Told from the perspective of a now successful podcaster and film professor, Bodie Kane appears to lead a reasonable existence despite memories of a decidedly unhappy childhood at a New Hampshire boarding school, where her former roommate, Thalia Keith, was found murdered in the school swimming pool in the spring of her senior year. Nearly thirty years later, the circumstances surrounding Thalia’s death and the conviction of the school’s athletic trainer are the subject of considerable debate, and this situation intensifies when Granby School invites her back to teach a series of short courses on podcasting and film studies.
As one of her students chooses to cover Thalia’s case for her podcast, research gradually uncovers details that suggest the school and the police may have overlooked other suspects in their haste to convict someong, and that the real killer may still be out there.
As Bodie feels drawn to discover what really happened, she starts to question herself and her memories, asking herself if maybe she was not as much as an outsider from the rest of the students than she initially thought and even thinks she might have played a part in Omar being wrongfully convicted in 1995. This provides the perfect springboard for a meditation on how people, through their stories as victims, become public property, subject to the collective imagination.
Setting the story in two main timeline, focusing not only on the protagonist’s boarding school days, but then bringing everything to the present day to include podcasts, turns the book into a fascinatingly timely tale, one that contrasts how today’s younger generation’s investigative techniques are a far cry from those used to attempt to crack the case in 1995, when the rumour mill and adolescents assumptions played such a large part in determining who would end up being considered the prime suspect, and who would not even be deemed worthy of a second look.

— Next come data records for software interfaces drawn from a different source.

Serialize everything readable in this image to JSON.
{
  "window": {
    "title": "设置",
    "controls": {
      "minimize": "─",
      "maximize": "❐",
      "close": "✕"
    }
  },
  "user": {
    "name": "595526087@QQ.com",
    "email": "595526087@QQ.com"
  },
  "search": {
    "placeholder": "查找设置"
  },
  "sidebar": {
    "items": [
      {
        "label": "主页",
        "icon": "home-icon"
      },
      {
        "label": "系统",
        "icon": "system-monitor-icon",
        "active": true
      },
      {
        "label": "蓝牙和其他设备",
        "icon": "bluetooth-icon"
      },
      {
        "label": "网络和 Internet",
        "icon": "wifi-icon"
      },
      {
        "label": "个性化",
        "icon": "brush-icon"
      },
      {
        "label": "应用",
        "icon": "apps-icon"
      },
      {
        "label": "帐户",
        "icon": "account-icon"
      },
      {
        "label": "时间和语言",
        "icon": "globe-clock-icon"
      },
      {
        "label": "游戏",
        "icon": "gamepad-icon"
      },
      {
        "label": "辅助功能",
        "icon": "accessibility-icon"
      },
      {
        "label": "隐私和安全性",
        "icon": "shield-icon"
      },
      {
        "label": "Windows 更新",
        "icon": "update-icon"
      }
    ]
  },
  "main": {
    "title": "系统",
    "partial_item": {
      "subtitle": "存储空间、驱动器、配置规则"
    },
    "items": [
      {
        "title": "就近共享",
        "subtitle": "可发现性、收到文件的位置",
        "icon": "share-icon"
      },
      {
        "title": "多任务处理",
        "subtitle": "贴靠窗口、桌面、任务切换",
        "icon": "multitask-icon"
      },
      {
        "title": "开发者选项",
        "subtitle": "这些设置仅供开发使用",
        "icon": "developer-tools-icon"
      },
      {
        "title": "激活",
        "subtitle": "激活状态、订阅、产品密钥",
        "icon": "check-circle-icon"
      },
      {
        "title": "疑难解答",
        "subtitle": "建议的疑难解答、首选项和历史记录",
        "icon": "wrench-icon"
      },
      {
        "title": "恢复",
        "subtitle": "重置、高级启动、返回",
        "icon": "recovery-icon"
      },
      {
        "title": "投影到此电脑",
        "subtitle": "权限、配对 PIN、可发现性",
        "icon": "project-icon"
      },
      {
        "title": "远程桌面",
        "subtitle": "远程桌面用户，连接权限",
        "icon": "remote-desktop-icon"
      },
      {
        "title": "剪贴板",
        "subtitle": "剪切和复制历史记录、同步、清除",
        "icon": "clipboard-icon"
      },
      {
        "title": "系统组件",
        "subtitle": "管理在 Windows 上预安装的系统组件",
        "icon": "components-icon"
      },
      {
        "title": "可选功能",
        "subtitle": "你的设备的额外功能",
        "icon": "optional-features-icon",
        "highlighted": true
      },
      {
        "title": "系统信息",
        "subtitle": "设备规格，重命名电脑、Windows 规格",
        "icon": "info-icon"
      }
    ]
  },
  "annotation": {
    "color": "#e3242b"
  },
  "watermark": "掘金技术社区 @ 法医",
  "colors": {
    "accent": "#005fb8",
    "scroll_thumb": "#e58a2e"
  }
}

Brimming with unforgettable characters that readers of all ages will instantly find fascinating, Makkai’s whodunit differs from most in that the protagonist walks us through the crime scene both from the pespective of young school kids before taking us three decades forward to explore these same kids as adults, struggling to fathom what really happened; all of which takes a tremendous toll, especially as the fallout is much more extensive now, with most of the school kids having now formed families that could be put at risk by something that happened all those years ago.
Publisher: Little, Brown Book Group // Publishes: February 23, 2023